Scott Dillon, Cary

President, Hospital Physician Advisors

A reality check needed on taxes

Thank you Wake County Commissioner Sig Hutchinson, the lone vote against the 10.1 percent property tax increase in Wake County.

He understands that “it will negatively impact our seniors and vulnerable community.”

The other six Wake County commissioners apparently had no problem supporting the increase. Maybe they need a reality check from Wake County voters at the polls.

We are looking for leaders who will be realistic – and help their constituents!

Edie Szyperski, Raleigh

Build a cyber-wall to keep Putin out

Like President Trump, I believe that we must build a wall and that cost should be no object.

The wall I envision would prevent foreign invaders from attacking us and destabilizing our society and government.
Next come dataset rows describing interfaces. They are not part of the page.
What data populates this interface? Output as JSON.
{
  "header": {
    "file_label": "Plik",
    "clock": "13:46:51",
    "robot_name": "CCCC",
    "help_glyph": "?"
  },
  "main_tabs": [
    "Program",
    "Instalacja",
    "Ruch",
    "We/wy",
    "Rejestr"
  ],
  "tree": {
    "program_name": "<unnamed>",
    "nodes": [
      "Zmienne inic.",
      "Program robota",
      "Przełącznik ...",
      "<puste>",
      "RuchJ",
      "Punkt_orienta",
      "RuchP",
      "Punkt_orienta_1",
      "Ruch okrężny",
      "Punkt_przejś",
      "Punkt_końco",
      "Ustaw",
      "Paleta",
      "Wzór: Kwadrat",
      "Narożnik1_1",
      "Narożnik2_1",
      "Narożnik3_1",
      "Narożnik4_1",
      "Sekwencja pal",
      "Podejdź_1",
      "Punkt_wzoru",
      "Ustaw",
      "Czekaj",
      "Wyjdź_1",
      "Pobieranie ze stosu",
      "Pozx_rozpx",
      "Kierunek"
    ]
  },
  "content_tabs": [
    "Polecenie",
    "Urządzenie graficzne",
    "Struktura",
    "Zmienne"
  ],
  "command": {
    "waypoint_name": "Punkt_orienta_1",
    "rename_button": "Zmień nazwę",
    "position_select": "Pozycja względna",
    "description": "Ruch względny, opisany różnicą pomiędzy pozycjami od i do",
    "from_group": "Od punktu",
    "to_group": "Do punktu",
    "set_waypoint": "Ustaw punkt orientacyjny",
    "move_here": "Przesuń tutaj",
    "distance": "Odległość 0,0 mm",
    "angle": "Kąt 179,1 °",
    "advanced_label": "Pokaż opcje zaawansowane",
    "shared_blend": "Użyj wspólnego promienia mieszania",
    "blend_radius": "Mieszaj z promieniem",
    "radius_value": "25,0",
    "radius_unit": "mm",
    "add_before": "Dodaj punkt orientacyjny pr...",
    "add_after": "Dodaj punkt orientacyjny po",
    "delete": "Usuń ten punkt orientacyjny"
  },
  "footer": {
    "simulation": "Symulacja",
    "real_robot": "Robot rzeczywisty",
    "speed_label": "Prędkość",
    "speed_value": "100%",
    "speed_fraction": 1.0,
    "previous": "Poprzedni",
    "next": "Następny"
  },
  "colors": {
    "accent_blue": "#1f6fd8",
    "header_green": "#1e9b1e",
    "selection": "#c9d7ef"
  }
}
My metaphorical wallwould aim to prevent Putin’s Russia and other foreign entities from effecting our election and manipulating the electorate, as Mueller clearly indicated was done in 2016.

Instead of spending $25 billion on a white elephant on our southern border to protect us from a fabricated crisis, Trump should protect us and our Constitution (which he swore to uphold) from enemies who truly wish us great harm.

He should invest heavily in cybersecurity and election security which may accomplish this goal if it is not already too late.

Alas, he still denies that a problem exists.

Lawrence Krabill, Wilson

GOP must stop Trump, McConnell

I submit that the biggest problem facing our country today is that two of its highest elected officials are not where they belong.

Donald Trump belongs in a facility where he can get mental health treatment and Mitch McConnell belongs in prison for repeated violations of the oath he took to uphold the Constitution.

These two men are systematically wrecking our democracy. But there is a group of people who can stop them – Senate Republicans.

How much longer will these saviors remain complicit in the destruction of the country that they claim to love so dearly?

Robert Lamb, Apex

Citizens don’t need silencers

The sad news from Virginia Beach about a shooting rampage that left 12 people dead in a government office building is yet another example of the result of inaction by our elected officials to tackle the unrestricted gun lobby interests.

The shooter had two .45 caliber handguns , including one equipped with a suppressor. These silencers restrict the normal sound effects of guns. People don’t have a warning to take cover.

Each gun was loaded with a magazine that kept the automatic gunfire inflicting death sentences.

Do private citizens need to own either of these items? Congress needs to take protective action. Enough is enough!

Charlie Dusterhoff, Cary

A more fair way to pay for roads

As an owner of an electric vehicle, I don’t mind paying my fair share of taxes to support roads – but what’s my fair share?

I drive 3,300-3,400 miles annually. Assuming I got 34 miles to the gallon, my fair share of state gas tax would be $36 a year.

Even assuming I drove an SUV (Saudi Utility Vehicle) gas-guzzler that got only 17 miles per gallon, my fair share of taxes would be about $72.

I’m already paying $100 each year to register my EV – and the Senate will more than double that.

There’s a simple way to ensure everyone pays their fair share: Require annual fees based on miles driven, as determined by annual odometer check.

And if the Senate is really interested in fairness, charge heavier vehicles – which do more damage to roads – a higher rate per mile than those of us who choose to drive smaller, lighter vehicles.

Now, that would be fair. But then the Senate really isn’t interested in fairness, is it?

Jeff Braden, Raleigh

‘NC to Normandy’ brought tears

Watching the news about the project created by six Chapel Hill students and their teachers brought tears to my eyes. (NBC News will spotlight Chapel Hill students who helped veterans return to Normandy,” June 5)

Through the hard work of these wonderful young people, WWII vets George Chall and Jacques Michienzitraveled to the 75th D-Day commemoration in France. Not only did the students raise travel money, but they accompanied these selfless gentlemen on their trip and gained insight and understanding far beyond what they would ever receive in the classroom.

There is so much hope in our schools!

Laurie Huger, Raleigh